● **Requirement**
All of the records should be given again verbatim.

(Collected data entries)
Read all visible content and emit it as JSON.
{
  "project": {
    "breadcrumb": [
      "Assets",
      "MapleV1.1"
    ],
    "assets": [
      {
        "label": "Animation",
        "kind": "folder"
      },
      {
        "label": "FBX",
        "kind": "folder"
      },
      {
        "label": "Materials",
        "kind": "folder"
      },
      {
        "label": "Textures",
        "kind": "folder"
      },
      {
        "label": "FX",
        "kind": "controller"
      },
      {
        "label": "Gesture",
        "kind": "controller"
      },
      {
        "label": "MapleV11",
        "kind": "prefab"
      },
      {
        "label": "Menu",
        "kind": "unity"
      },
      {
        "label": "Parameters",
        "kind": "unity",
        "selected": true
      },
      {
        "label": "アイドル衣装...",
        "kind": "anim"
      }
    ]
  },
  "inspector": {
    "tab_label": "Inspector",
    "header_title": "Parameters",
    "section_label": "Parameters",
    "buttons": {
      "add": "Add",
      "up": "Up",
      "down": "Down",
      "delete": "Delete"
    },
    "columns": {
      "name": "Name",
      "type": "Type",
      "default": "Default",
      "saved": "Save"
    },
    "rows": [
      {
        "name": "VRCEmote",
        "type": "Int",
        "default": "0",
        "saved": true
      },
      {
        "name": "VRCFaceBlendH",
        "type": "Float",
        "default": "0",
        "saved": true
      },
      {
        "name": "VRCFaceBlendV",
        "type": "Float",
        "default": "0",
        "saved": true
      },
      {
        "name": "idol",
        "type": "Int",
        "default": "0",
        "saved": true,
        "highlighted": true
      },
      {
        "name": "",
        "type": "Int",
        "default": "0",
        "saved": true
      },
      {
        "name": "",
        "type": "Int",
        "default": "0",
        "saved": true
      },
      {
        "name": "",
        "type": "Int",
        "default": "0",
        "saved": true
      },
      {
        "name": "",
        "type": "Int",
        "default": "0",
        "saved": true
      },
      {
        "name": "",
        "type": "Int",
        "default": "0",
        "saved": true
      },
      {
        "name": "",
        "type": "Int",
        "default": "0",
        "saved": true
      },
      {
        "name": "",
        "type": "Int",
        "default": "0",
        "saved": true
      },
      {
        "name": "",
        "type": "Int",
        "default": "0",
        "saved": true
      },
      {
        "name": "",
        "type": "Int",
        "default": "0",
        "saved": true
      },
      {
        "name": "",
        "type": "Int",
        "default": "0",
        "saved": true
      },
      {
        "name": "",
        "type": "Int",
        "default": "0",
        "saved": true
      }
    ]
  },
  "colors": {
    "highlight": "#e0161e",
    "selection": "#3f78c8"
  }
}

● **Exercise answer**
Read all visible content and emit it as JSON.
{
  "project": {
    "breadcrumb": [
      "Assets",
      "MapleV1.1"
    ],
    "assets": [
      {
        "label": "Animation",
        "kind": "folder"
      },
      {
        "label": "FBX",
        "kind": "folder"
      },
      {
        "label": "Materials",
        "kind": "folder"
      },
      {
        "label": "Textures",
        "kind": "folder"
      },
      {
        "label": "FX",
        "kind": "controller"
      },
      {
        "label": "Gesture",
        "kind": "controller"
      },
      {
        "label": "MapleV11",
        "kind": "prefab"
      },
      {
        "label": "Menu",
        "kind": "unity"
      },
      {
        "label": "Parameters",
        "kind": "unity",
        "selected": true
      },
      {
        "label": "アイドル衣装...",
        "kind": "anim"
      }
    ]
  },
  "inspector": {
    "tab_label": "Inspector",
    "header_title": "Parameters",
    "section_label": "Parameters",
    "buttons": {
      "add": "Add",
      "up": "Up",
      "down": "Down",
      "delete": "Delete"
    },
    "columns": {
      "name": "Name",
      "type": "Type",
      "default": "Default",
      "saved": "Save"
    },
    "rows": [
      {
        "name": "VRCEmote",
        "type": "Int",
        "default": "0",
        "saved": true
      },
      {
        "name": "VRCFaceBlendH",
        "type": "Float",
        "default": "0",
        "saved": true
      },
      {
        "name": "VRCFaceBlendV",
        "type": "Float",
        "default": "0",
        "saved": true
      },
      {
        "name": "idol",
        "type": "Int",
        "default": "0",
        "saved": true,
        "highlighted": true
      },
      {
        "name": "",
        "type": "Int",
        "default": "0",
        "saved": true
      },
      {
        "name": "",
        "type": "Int",
        "default": "0",
        "saved": true
      },
      {
        "name": "",
        "type": "Int",
        "default": "0",
        "saved": true
      },
      {
        "name": "",
        "type": "Int",
        "default": "0",
        "saved": true
      },
      {
        "name": "",
        "type": "Int",
        "default": "0",
        "saved": true
      },
      {
        "name": "",
        "type": "Int",
        "default": "0",
        "saved": true
      },
      {
        "name": "",
        "type": "Int",
        "default": "0",
        "saved": true
      },
      {
        "name": "",
        "type": "Int",
        "default": "0",
        "saved": true
      },
      {
        "name": "",
        "type": "Int",
        "default": "0",
        "saved": true
      },
      {
        "name": "",
        "type": "Int",
        "default": "0",
        "saved": true
      },
      {
        "name": "",
        "type": "Int",
        "default": "0",
        "saved": true
      }
    ]
  },
  "colors": {
    "highlight": "#e0161e",
    "selection": "#3f78c8"
  }
}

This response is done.